#9

Maybe SWA will increase their point to point service from those former hubs.


#10

haha, is this a continuation of the hub or no hub thread? :laughing:

That is what they did in STL, I don’t know how many additional cities they picked up, but they added flights to existing routes such as MCI of which in the heyday, TW had 14 flts a day. WN is now the only airline to serve those city pairs these days. Maybe they’ll build up PIT a bit.


#11

… and Denver. Maybe Minneapolis and Atlanta too. Is Memphis still a NWA hub? Ripe for the pickin.


#12

Hell will freeze over before WN makes an appearance in NWA’s hubs (besides Detroit of course).


#13

Care to make it interesting? :stuck_out_tongue:


#14

Oh to be an airport infrastructure planner in this day and age!

What airlines will be operating tomorrow? What planes will they be flying? Will they be hubbing? Where will the airport authority find financing? Barely can plan for one day to the next, let alone 10-20 years down the road.


#15

Well, it does make it kinda hard to sound wrong! 20 years ago, who (besides maybe Herb) would have guessed that WN would not only be the busiest domestic carrier, but would outlive TWA, PanAm, Eastern, etc.?

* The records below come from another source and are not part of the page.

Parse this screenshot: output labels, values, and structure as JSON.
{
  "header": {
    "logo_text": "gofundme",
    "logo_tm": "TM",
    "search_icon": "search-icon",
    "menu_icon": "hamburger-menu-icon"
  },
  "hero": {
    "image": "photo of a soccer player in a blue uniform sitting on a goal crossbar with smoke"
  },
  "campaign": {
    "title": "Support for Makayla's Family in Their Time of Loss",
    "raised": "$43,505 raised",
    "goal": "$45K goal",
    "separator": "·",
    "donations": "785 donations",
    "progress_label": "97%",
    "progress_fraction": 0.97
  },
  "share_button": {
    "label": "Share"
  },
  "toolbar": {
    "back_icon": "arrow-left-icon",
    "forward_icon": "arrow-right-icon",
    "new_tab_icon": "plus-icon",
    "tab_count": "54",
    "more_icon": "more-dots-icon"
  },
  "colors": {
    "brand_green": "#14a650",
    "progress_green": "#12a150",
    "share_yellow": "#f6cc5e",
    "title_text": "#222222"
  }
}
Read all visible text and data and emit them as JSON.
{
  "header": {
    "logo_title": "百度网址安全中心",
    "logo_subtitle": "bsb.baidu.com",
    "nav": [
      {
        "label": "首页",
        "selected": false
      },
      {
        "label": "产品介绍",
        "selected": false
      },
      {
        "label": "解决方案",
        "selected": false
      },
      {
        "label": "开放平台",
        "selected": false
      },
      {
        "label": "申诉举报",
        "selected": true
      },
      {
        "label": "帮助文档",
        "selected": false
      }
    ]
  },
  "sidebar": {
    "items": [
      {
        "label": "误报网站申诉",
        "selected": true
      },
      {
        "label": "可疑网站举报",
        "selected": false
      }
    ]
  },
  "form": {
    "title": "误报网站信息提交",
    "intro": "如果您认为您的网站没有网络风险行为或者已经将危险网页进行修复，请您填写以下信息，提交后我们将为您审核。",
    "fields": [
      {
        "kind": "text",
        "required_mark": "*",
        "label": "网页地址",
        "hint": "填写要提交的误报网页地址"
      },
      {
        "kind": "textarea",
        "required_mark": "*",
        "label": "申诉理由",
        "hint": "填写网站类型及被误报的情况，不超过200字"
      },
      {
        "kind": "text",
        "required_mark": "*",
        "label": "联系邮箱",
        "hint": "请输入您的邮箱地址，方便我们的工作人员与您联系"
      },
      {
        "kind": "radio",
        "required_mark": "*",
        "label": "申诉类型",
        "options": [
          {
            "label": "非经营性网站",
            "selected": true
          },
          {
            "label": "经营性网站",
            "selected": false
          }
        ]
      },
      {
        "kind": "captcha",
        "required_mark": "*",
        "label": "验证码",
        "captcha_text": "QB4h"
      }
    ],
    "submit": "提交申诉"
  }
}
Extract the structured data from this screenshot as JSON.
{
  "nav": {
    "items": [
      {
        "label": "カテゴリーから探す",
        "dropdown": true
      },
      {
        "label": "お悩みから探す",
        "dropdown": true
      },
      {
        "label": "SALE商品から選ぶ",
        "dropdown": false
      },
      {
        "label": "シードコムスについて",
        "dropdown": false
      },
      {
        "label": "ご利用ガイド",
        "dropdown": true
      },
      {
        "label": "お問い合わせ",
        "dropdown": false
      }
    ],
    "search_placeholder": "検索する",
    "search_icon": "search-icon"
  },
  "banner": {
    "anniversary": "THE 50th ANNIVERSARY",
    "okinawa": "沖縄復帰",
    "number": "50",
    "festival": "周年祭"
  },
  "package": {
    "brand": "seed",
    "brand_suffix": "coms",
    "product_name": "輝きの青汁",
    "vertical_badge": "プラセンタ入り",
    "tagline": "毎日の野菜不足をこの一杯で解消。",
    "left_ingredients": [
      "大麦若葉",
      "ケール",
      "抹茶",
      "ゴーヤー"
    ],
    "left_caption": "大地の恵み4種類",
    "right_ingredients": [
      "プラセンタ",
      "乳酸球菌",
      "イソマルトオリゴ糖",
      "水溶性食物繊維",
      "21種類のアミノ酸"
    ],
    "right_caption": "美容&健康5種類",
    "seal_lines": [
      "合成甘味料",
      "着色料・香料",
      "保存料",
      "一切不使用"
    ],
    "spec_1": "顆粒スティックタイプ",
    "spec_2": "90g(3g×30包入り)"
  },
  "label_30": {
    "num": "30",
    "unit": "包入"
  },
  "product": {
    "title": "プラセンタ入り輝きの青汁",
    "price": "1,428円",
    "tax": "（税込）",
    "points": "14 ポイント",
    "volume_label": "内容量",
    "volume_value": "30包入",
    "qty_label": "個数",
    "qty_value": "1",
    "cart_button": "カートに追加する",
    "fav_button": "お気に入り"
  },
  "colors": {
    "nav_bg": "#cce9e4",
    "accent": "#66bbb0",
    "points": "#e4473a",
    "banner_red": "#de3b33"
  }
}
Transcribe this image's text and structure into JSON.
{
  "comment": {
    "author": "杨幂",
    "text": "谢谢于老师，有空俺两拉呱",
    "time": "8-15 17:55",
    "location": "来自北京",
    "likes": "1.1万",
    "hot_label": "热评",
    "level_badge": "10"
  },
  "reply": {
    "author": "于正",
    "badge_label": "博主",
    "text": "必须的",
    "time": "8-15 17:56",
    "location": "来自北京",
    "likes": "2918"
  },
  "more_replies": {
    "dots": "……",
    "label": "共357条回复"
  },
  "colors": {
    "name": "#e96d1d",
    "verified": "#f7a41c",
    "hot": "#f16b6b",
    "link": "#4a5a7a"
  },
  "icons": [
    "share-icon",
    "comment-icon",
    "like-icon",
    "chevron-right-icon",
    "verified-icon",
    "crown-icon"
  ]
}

Edited to clean up board code. - PAG


#16

The problem with Pan Am, TWA, and Eastern is that they didn’t know how to operate outside of deregulation and had some poor management. To make matters worse, they started selling their most valuable/profitable assets while they were losing money. So not only did they lose more people/market share but they lost even more money because they sold some of the only things making them money. They all had high cost airlines to maintain while other airlines came up from behind and took over market share.


#17

Exactly. They got what they wished for (deregulation) and slit their own throats.


#18

One thing to look forward to is PIT signed some agreement with a Chinese air cargo service to add direct cargo flights between the two companies:

pittsburghlive.com/x/pittsbu … 38224.html

It is sad that US Airways all but abandoned PIT which is a far nicer and has much less airspace congestion than PHL. At least Southwest is stepping up here. Hopefully they continue to do so.


#19

Pittsburgh didn’t have the local traffic to support it. Pittsburgh is more of a blue collar city then a city with tons of business travelers. I agree that I would rather go through Pittsburgh (which has one of the best skylines), then the concrete warehouse they call a terminal.

Hey at least at Philly, you get the city of criminal love… I didn’t say that


#20

Anyone from PHL knows what PSFS really means!